As an MD and the wife and daughter of an MD, I think we as a society place too much emphasis on medicine in all its various forms. I am one who thinks that pregnancy and birth are nothing more than an acceptable normal state for the female of the species. However, that is not to say that pregnancy and childbirth are not like all other aspects of women’s health – i.e. wide and varied definitions of normal. This book seems to resonate with my beliefs on the subject. We are inundated with pictures of women screaming in pain with childbirth and so I think the rest of us believe that is the way it needs to be. Guiditta dispells this myth and focus us on what is actually going on. We are combined with the divine, whether it be Allah, Budda or just good old fashioned “GOD” to create a new life. She focuses on this fact and uses it to help women come back to earth and realize that they too can have healthy pregnancies and painless birth. I wish I had actually read this BEFORE the third month of my pregnancy as she breaks down meditatively each month of pregnancy. She also doesn’t discount the medical aspects of things and puts proper emphasis on when to get worried, go seek medical attention, etc. This book was a fresh perspective and a breath of fresh air and will be read again prior to future pregnancies. I will give that it is a bit “new-age,” but I’m ok with that b/c I’m not that big a fan of the “old-age” stuff.

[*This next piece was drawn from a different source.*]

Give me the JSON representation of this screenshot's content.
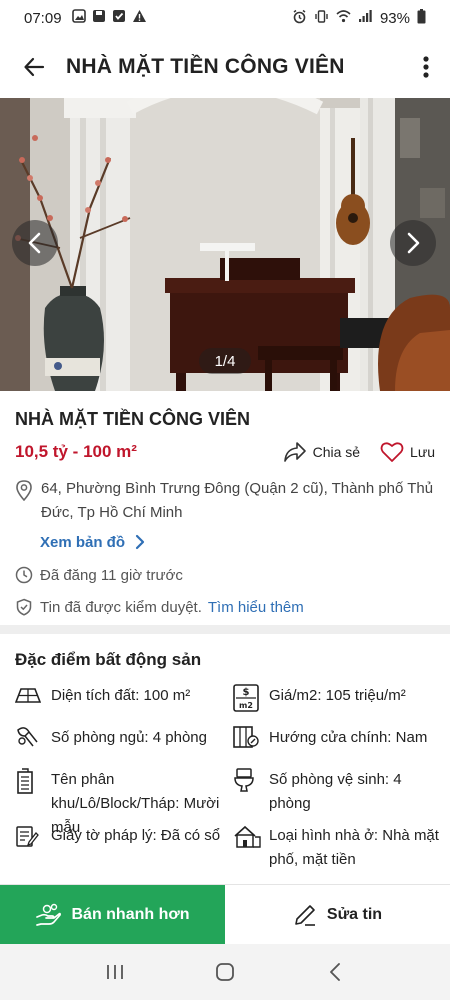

Childbirth without Fear: The Principles and Practice of Natural Childbirth by Grantly Dick-Read and Michel Odent
This book describes why and how all women can and should go through pregnancy, labor, childbirth, and all of their reproductive functions without fear or pain, but rather in joy. While acknowledging the hard work and courage involved, the author (Grantly Dick-Read, by the way- only the forward is by Michel Odent) writes to help women understand what is happening in their bodies as they make their babies.